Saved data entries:

Segment Open

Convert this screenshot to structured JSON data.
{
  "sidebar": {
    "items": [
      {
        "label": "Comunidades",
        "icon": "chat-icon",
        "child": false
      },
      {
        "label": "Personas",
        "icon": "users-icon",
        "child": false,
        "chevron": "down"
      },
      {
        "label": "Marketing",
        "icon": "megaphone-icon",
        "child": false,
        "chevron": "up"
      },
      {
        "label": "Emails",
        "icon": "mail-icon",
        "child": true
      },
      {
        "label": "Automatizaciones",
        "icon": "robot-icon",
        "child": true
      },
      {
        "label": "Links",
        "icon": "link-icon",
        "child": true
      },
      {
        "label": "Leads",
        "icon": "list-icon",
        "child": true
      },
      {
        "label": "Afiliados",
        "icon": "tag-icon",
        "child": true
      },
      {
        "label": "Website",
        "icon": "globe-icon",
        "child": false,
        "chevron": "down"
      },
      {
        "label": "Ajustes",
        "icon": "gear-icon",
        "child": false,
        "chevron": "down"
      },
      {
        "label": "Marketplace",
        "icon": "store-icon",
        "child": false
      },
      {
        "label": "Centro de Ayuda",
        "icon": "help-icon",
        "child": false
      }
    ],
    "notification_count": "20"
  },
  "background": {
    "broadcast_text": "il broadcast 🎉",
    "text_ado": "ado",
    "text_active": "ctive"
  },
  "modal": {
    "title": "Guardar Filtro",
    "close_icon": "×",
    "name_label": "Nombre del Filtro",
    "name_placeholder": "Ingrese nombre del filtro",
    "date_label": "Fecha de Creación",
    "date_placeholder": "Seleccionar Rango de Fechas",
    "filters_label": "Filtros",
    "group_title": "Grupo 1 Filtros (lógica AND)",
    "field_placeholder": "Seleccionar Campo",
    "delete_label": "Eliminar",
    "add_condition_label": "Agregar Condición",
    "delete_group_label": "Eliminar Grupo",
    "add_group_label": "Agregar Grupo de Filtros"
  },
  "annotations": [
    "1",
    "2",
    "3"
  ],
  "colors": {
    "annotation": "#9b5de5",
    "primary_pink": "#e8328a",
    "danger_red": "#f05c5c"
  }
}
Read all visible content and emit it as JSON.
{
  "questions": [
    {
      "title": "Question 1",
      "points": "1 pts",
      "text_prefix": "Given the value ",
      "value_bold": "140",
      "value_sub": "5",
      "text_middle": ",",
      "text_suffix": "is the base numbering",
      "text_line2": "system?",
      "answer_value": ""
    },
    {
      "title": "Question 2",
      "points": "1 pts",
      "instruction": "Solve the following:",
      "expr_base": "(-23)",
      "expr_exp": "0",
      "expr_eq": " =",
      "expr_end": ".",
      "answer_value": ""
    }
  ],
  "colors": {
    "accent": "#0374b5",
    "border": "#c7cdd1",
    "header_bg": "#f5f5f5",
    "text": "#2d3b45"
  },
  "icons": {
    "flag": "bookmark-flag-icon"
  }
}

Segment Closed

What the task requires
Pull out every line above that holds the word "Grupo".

Exercise response
    "group_title": "Grupo 1 Filtros (lógica AND)",
    "delete_group_label": "Eliminar Grupo",
    "add_group_label": "Agregar Grupo de Filtros"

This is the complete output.